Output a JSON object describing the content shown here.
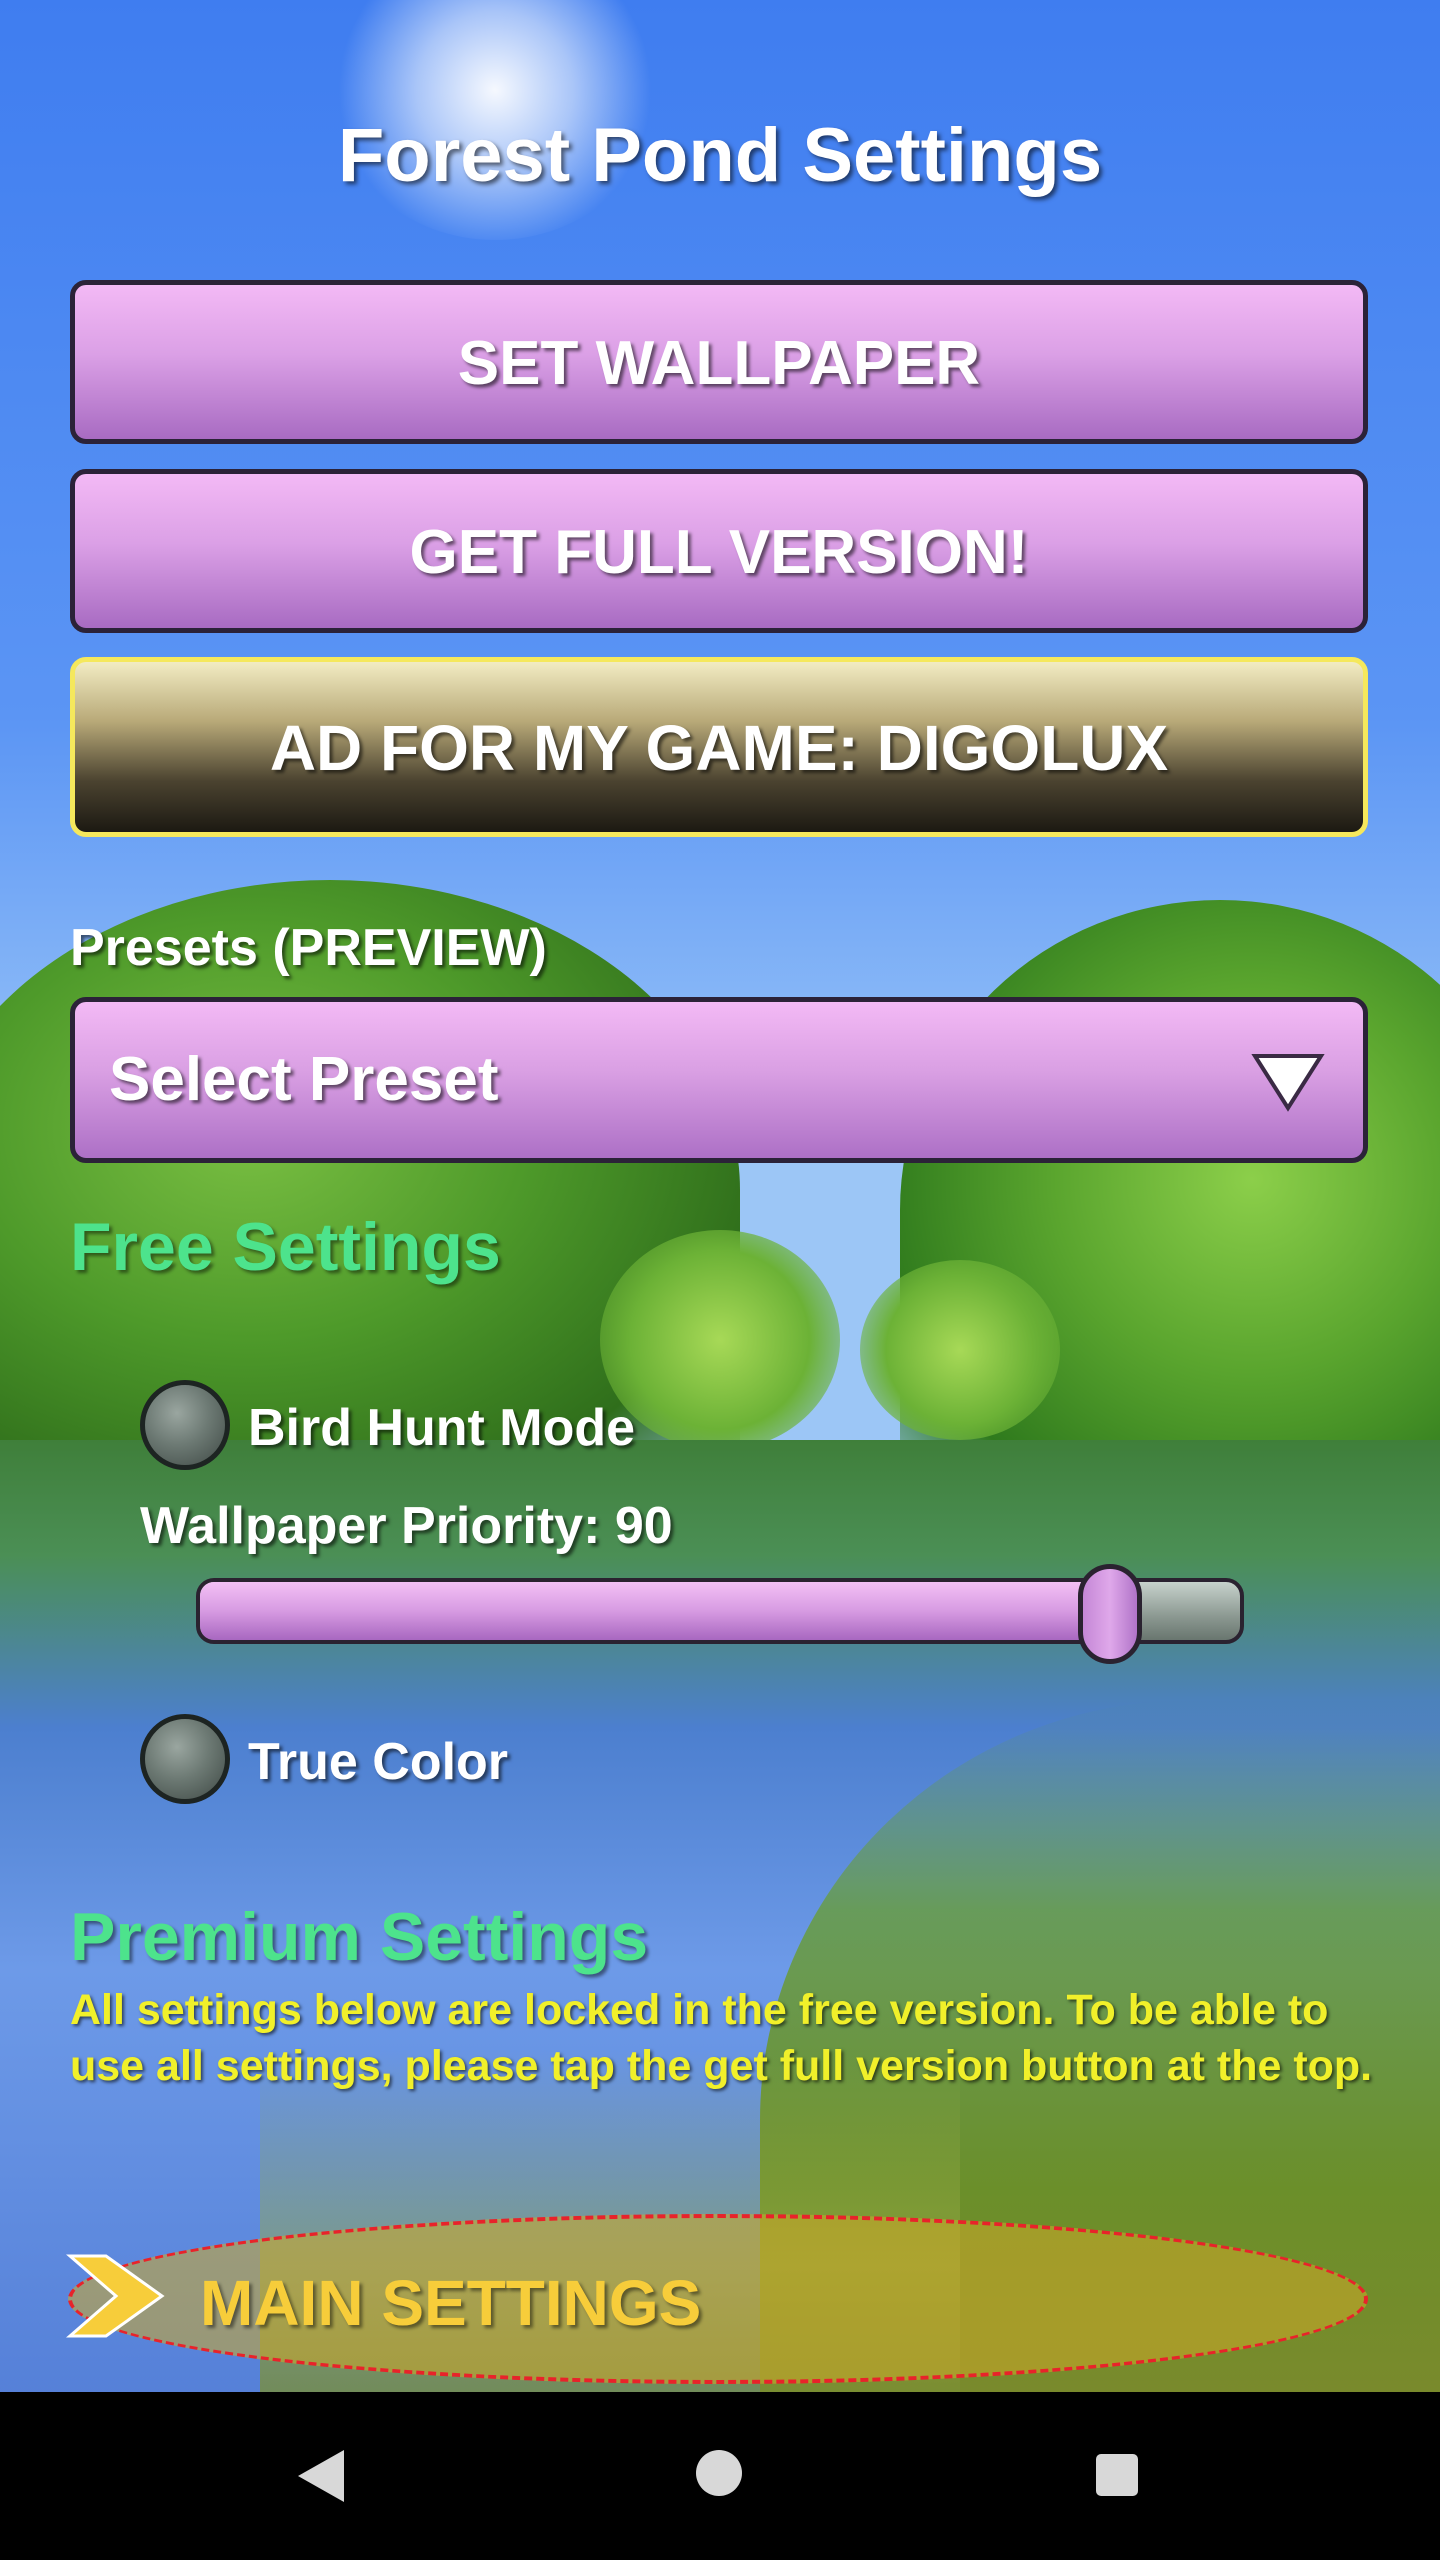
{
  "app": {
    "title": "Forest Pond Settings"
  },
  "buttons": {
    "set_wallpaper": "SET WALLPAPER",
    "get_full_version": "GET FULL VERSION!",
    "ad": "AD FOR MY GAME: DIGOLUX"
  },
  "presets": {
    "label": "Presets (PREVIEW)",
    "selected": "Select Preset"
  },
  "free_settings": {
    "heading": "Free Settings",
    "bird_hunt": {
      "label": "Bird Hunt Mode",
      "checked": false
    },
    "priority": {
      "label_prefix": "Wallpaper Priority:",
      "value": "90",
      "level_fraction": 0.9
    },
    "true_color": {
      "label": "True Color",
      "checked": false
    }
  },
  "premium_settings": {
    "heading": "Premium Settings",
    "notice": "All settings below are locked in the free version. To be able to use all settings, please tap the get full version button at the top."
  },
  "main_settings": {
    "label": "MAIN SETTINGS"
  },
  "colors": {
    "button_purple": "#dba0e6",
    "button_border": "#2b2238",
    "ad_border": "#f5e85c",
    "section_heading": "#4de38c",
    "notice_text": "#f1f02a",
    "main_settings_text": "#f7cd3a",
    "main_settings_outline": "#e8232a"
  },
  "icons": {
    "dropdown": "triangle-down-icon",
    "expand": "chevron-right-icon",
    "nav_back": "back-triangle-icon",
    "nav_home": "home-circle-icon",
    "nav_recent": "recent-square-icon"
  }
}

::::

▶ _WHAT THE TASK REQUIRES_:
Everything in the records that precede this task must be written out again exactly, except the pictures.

▶ _ANSWER SECTION_:
Output a JSON object describing the content shown here.
{
  "app": {
    "title": "Forest Pond Settings"
  },
  "buttons": {
    "set_wallpaper": "SET WALLPAPER",
    "get_full_version": "GET FULL VERSION!",
    "ad": "AD FOR MY GAME: DIGOLUX"
  },
  "presets": {
    "label": "Presets (PREVIEW)",
    "selected": "Select Preset"
  },
  "free_settings": {
    "heading": "Free Settings",
    "bird_hunt": {
      "label": "Bird Hunt Mode",
      "checked": false
    },
    "priority": {
      "label_prefix": "Wallpaper Priority:",
      "value": "90",
      "level_fraction": 0.9
    },
    "true_color": {
      "label": "True Color",
      "checked": false
    }
  },
  "premium_settings": {
    "heading": "Premium Settings",
    "notice": "All settings below are locked in the free version. To be able to use all settings, please tap the get full version button at the top."
  },
  "main_settings": {
    "label": "MAIN SETTINGS"
  },
  "colors": {
    "button_purple": "#dba0e6",
    "button_border": "#2b2238",
    "ad_border": "#f5e85c",
    "section_heading": "#4de38c",
    "notice_text": "#f1f02a",
    "main_settings_text": "#f7cd3a",
    "main_settings_outline": "#e8232a"
  },
  "icons": {
    "dropdown": "triangle-down-icon",
    "expand": "chevron-right-icon",
    "nav_back": "back-triangle-icon",
    "nav_home": "home-circle-icon",
    "nav_recent": "recent-square-icon"
  }
}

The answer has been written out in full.